» **ASSIGNED TASK**: Tally the lines in the data below in which the word "Alle" occurs, then give only the total.
___ GIVEN INFORMATION ___
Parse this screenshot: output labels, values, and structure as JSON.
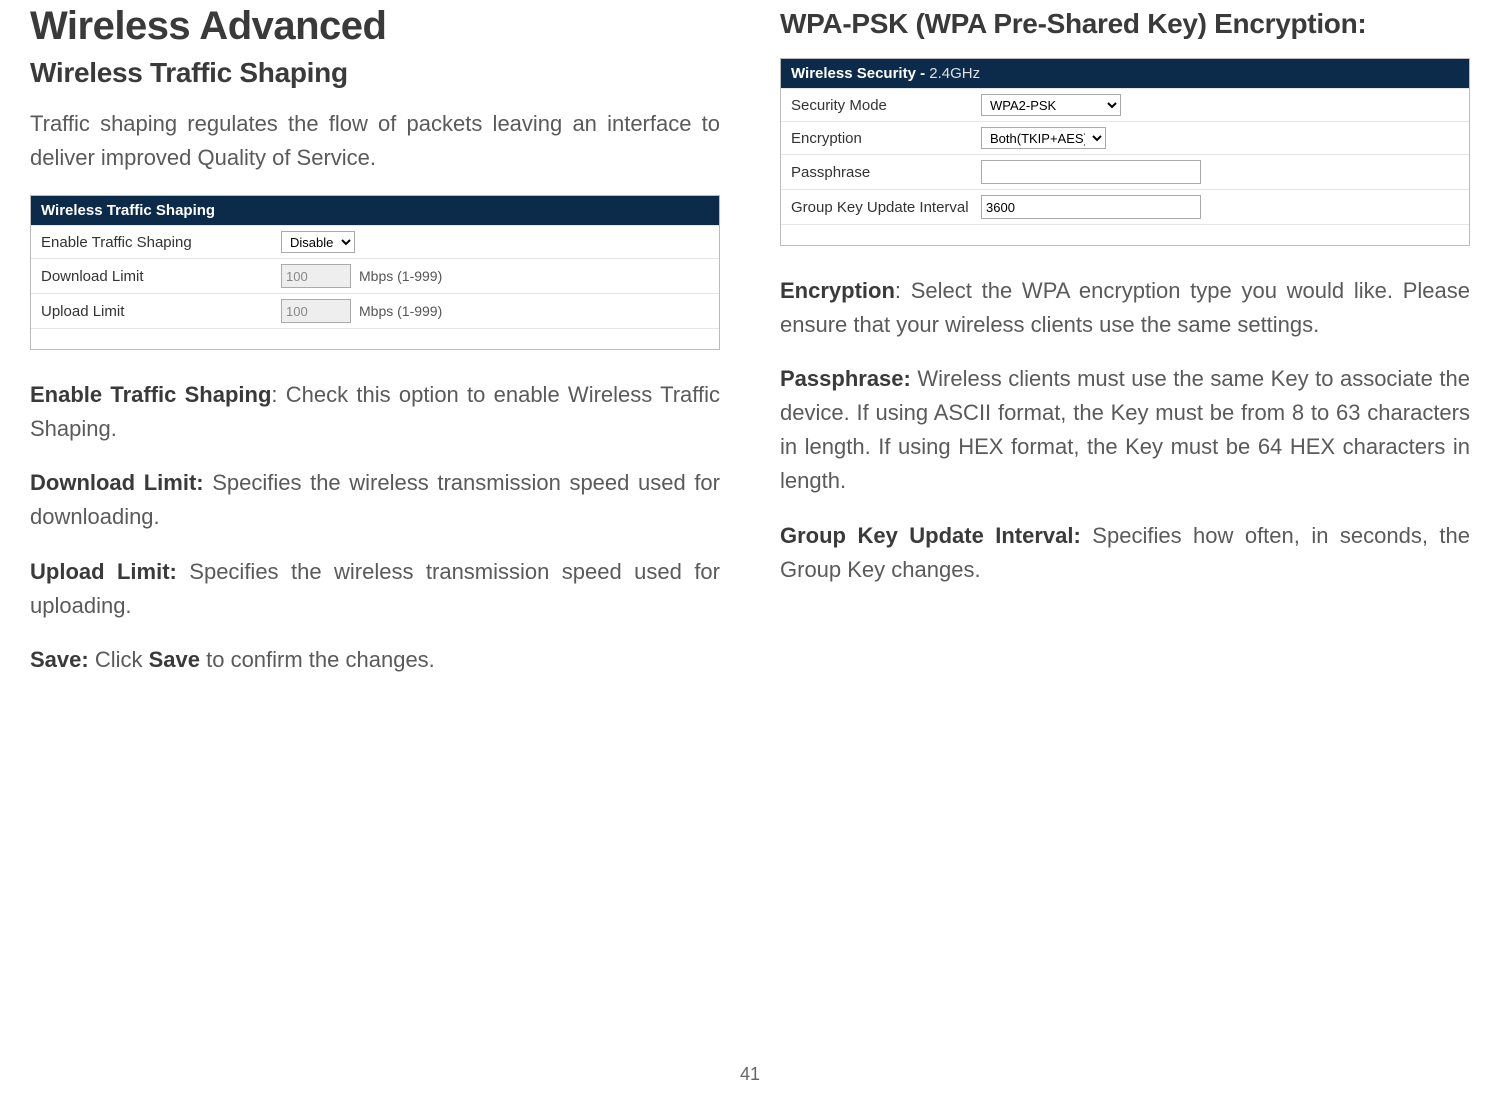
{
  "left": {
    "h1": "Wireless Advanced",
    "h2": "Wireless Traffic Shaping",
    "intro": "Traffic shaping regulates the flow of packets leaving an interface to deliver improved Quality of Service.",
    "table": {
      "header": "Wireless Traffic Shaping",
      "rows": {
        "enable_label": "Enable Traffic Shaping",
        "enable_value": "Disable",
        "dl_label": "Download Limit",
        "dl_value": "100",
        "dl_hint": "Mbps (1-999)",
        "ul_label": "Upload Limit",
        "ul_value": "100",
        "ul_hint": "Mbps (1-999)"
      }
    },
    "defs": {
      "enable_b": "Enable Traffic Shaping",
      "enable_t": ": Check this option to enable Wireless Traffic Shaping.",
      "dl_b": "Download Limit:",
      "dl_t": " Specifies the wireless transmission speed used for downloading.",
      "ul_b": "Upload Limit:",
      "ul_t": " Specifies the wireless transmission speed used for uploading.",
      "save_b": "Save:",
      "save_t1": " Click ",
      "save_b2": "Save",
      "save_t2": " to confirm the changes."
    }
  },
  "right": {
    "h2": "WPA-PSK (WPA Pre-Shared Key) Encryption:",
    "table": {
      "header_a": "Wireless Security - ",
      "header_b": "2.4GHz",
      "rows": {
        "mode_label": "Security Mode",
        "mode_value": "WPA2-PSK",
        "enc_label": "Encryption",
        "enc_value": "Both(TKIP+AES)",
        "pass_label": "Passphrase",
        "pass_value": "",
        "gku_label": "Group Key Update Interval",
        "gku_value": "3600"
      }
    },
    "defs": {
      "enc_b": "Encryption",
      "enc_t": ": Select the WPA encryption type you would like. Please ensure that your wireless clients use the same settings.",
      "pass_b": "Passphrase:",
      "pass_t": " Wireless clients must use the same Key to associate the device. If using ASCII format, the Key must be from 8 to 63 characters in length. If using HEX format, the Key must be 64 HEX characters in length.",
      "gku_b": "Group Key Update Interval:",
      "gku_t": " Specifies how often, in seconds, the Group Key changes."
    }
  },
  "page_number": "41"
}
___
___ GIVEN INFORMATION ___
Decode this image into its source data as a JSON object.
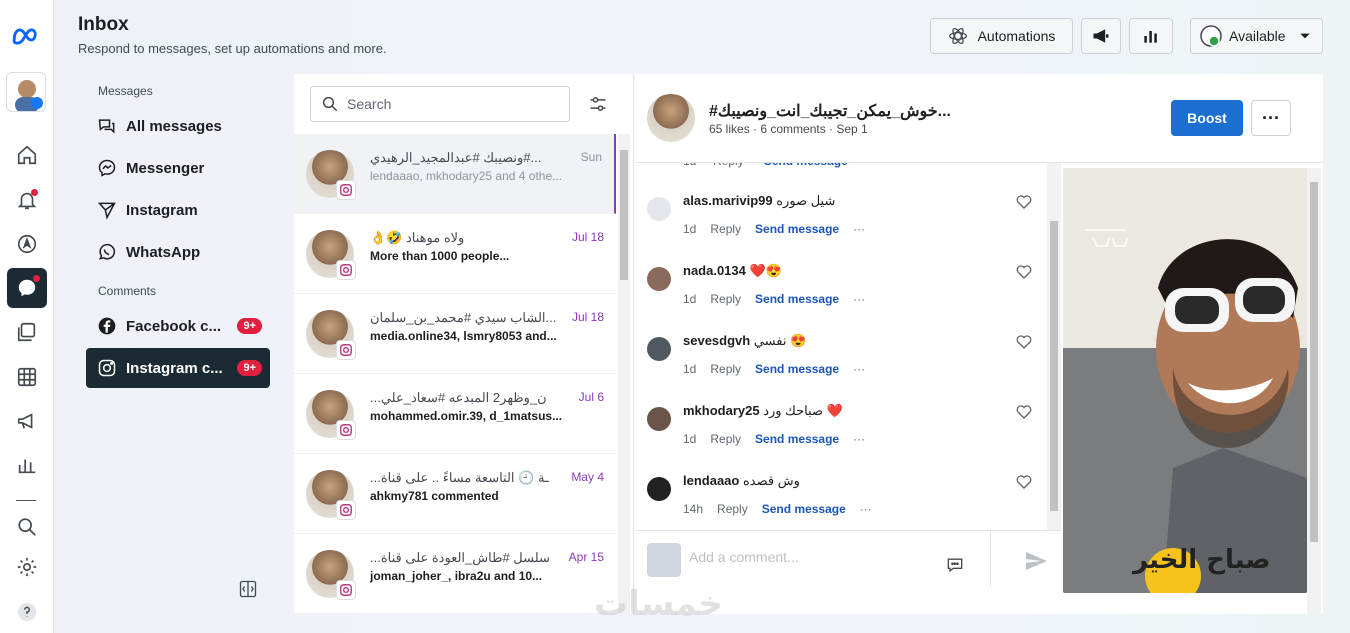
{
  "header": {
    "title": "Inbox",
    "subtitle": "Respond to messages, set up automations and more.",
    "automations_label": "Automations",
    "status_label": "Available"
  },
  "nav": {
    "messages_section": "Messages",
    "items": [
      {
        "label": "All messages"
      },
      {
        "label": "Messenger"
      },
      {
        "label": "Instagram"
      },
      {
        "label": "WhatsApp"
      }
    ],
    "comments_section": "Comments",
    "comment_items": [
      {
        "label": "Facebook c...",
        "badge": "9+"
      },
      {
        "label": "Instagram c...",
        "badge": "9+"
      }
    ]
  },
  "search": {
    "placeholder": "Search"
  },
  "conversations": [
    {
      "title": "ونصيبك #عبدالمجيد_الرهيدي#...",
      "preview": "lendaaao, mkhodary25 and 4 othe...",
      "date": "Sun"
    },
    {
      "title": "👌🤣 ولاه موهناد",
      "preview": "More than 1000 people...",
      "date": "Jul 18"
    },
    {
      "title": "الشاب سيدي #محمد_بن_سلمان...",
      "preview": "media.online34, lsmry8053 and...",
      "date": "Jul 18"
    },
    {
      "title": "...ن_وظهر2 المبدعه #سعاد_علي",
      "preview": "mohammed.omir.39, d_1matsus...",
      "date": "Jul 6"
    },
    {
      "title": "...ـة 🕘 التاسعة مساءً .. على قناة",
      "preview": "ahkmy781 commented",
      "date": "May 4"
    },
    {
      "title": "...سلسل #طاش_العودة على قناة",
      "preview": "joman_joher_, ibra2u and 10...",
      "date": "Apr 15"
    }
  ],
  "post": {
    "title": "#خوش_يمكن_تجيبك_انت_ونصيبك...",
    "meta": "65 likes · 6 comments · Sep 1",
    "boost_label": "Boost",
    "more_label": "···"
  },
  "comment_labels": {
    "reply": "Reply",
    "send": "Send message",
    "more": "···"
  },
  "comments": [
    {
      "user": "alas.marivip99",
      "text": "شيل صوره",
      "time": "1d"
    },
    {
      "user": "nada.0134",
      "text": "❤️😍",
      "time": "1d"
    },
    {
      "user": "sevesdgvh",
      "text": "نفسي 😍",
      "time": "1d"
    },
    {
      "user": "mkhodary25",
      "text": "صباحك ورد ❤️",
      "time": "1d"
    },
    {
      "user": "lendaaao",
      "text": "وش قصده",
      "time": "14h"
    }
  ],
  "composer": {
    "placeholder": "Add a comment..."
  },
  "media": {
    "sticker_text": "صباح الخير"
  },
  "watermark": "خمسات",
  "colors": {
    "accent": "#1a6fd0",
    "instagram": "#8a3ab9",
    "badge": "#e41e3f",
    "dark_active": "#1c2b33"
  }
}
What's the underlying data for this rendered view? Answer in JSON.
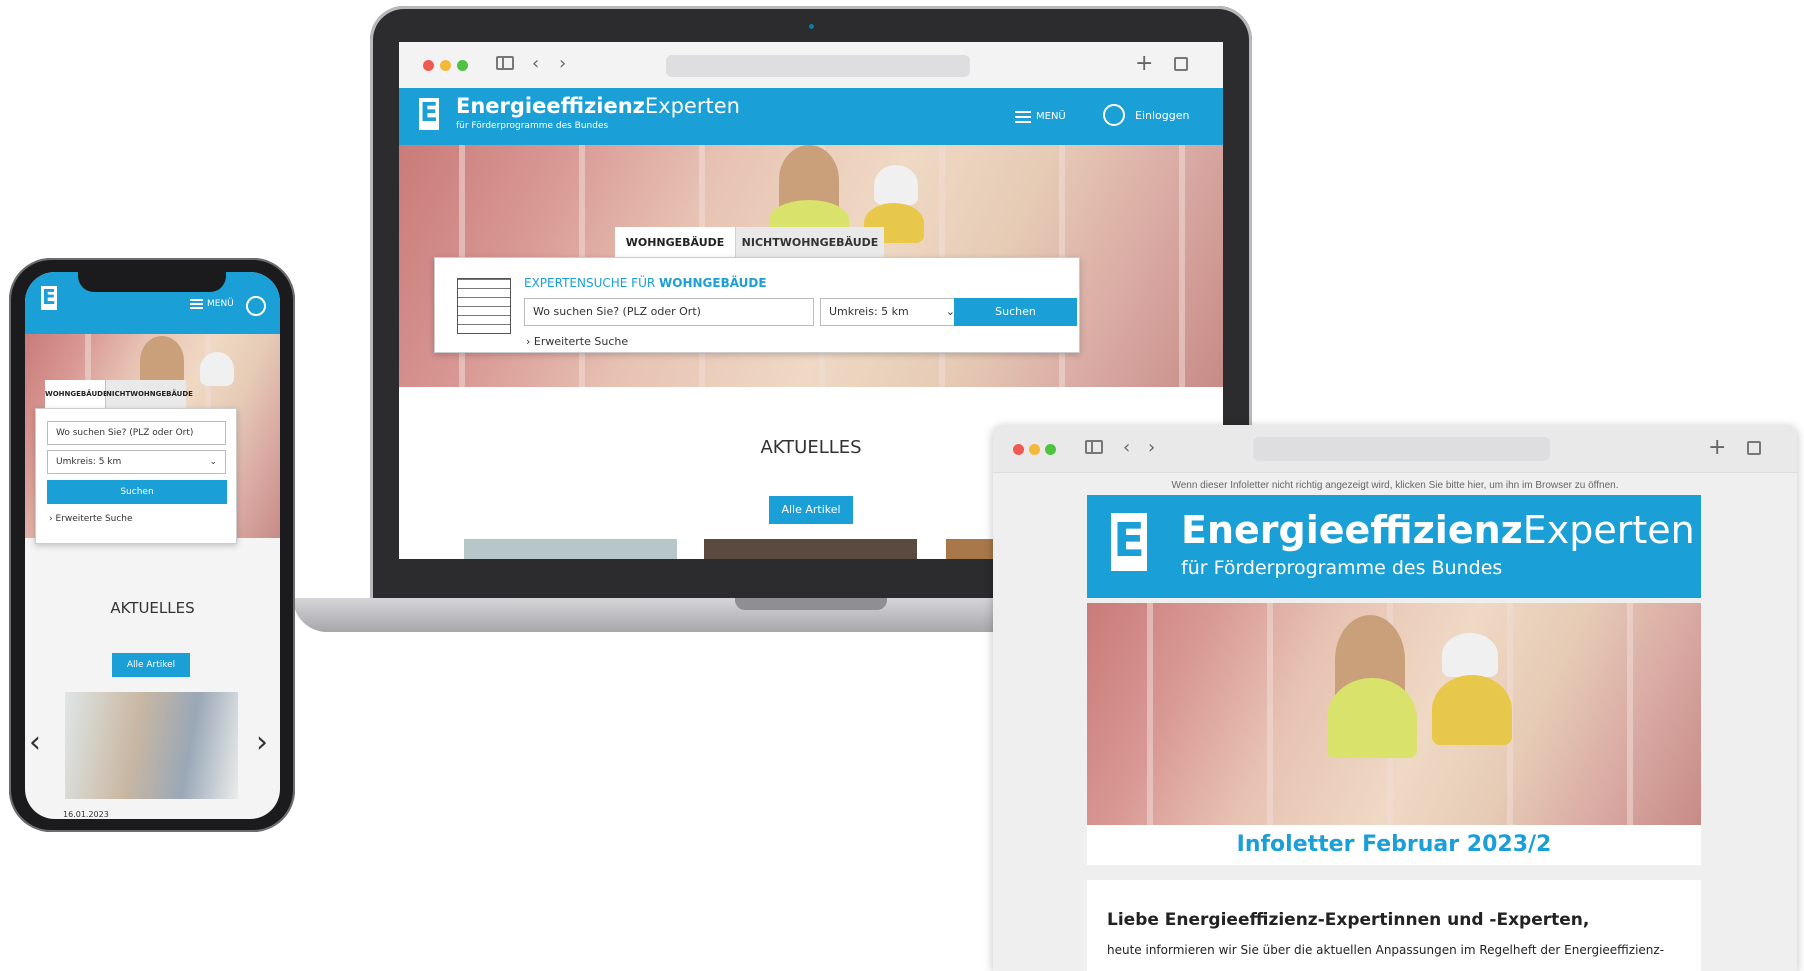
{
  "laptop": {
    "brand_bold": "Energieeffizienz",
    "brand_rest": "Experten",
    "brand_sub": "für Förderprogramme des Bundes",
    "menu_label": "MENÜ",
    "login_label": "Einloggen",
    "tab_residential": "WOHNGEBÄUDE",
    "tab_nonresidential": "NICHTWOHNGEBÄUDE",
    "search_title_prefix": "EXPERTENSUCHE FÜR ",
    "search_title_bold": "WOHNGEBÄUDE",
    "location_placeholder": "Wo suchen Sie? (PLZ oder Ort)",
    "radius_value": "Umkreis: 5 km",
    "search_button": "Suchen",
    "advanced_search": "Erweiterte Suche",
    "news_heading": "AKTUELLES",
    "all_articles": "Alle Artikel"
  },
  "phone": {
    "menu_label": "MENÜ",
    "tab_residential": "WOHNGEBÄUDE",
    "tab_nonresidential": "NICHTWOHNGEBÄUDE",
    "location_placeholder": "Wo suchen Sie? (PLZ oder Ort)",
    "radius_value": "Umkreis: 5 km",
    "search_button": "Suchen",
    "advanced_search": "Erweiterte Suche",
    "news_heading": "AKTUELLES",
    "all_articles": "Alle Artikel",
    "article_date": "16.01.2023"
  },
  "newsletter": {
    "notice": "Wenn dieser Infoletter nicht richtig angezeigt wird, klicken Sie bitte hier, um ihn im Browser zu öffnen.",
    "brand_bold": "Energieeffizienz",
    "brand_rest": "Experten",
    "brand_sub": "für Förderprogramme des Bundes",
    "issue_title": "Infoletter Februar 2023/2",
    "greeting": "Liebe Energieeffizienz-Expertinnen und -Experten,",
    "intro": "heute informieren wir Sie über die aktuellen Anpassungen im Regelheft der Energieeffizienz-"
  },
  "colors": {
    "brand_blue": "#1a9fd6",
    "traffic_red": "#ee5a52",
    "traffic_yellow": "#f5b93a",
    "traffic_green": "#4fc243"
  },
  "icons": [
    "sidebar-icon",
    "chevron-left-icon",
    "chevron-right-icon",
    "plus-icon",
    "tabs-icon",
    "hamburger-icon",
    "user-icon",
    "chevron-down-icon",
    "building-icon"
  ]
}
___
» **EXPECTED ANSWER**: 2